No smelling of weed
The province has also reworked its impairment policy for government employees. The new rules say that workers "must not smell of alcohol or cannabis" while on duty and can be sent home if their superiors suspect they might be impaired.
"Employees must also be presentable — i.e. must not smell of alcohol or cannabis — and must conduct themselves in a manner that upholds public trust and is consistent with established ethical standards," the policy states.
The province is not instituting a mandatory government-wide minimum period before work in which employees must abstain from using cannabis, but said some departments might adopt their own.
The province still has not revealed the fines that cannabis users will face for being caught smoking or vaping in most public places, including close to schools. Those details will be revealed in the coming days.
As for the Winnipeg Police Service, Winnipeg Police Association president Maurice Sabourin says the force is looking at modifying its existing policy around impairment from other substances, including alcohol and medication, which simply stipulates that officers must be fit for duty.
"Fit for duty, I think the easiest way you could say, is you're showing up for work and you're not impaired by anything, whether it be alcohol, whether it be marijuana, or whether it be cold medication," he said.
Some police forces in Canada, such as the RCMP and Toronto Police Service, are considering banning officers from consuming cannabis within 28 days of a shift. Sabourin says those rules infringe too much upon what officers can legally do in their spare time.

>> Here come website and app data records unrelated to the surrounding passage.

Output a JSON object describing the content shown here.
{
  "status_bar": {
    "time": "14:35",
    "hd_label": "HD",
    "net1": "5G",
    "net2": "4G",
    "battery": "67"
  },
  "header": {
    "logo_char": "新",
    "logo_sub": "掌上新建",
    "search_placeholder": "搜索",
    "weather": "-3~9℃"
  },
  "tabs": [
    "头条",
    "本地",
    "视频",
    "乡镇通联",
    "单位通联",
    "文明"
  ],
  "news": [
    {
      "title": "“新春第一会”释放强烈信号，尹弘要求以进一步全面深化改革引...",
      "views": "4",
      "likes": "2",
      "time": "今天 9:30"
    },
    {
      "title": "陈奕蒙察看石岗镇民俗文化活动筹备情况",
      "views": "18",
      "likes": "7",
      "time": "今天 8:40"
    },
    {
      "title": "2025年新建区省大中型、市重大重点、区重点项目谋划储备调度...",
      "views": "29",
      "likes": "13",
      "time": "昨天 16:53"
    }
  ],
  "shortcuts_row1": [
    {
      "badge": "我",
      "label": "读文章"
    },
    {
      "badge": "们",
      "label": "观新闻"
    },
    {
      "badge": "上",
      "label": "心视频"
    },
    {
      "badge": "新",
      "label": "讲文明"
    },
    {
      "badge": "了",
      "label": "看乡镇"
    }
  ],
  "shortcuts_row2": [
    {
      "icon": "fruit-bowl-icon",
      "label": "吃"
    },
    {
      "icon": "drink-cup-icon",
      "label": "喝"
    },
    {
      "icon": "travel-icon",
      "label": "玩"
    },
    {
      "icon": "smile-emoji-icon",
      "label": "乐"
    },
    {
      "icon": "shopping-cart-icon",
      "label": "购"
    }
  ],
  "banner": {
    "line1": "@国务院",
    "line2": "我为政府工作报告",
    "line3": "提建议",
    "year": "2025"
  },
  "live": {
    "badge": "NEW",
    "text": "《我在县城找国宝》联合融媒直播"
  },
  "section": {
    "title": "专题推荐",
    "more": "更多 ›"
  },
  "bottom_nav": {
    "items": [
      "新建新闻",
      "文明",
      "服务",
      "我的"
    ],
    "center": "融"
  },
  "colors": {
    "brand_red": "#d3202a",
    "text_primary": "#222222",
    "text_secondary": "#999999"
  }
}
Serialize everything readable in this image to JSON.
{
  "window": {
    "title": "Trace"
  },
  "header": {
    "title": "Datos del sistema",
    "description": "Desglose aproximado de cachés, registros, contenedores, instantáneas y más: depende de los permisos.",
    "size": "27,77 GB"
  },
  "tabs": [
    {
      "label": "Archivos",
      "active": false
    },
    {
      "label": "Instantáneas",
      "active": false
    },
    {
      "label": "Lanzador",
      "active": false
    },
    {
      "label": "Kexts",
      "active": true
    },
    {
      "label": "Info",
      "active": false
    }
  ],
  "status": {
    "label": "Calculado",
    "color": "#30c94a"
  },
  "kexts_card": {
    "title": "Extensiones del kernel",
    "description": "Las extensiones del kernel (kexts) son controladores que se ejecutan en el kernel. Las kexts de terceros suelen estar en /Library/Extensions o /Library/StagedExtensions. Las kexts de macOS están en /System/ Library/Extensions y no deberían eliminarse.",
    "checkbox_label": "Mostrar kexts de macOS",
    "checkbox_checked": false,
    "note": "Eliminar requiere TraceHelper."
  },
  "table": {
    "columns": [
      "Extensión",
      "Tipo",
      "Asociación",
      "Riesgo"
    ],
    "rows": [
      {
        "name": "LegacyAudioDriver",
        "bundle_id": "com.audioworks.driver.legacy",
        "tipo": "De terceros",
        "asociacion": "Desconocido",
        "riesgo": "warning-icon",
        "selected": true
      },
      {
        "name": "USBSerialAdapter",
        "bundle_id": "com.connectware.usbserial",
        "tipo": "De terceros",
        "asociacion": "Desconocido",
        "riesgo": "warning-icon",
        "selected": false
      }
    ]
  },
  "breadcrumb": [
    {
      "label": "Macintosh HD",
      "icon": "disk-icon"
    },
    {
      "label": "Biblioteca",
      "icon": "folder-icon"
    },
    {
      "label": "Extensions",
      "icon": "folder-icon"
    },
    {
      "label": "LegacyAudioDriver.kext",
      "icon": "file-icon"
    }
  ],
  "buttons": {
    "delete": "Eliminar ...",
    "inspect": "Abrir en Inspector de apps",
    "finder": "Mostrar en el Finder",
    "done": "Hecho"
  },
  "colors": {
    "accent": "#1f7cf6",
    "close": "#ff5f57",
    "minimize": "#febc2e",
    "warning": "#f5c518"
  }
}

"How can an employer impart how an employee, what they do in their off time?" he said. "I'm sure our members are responsible enough to know they can't be coming to work in an impaired state."
With files from The Canadian Press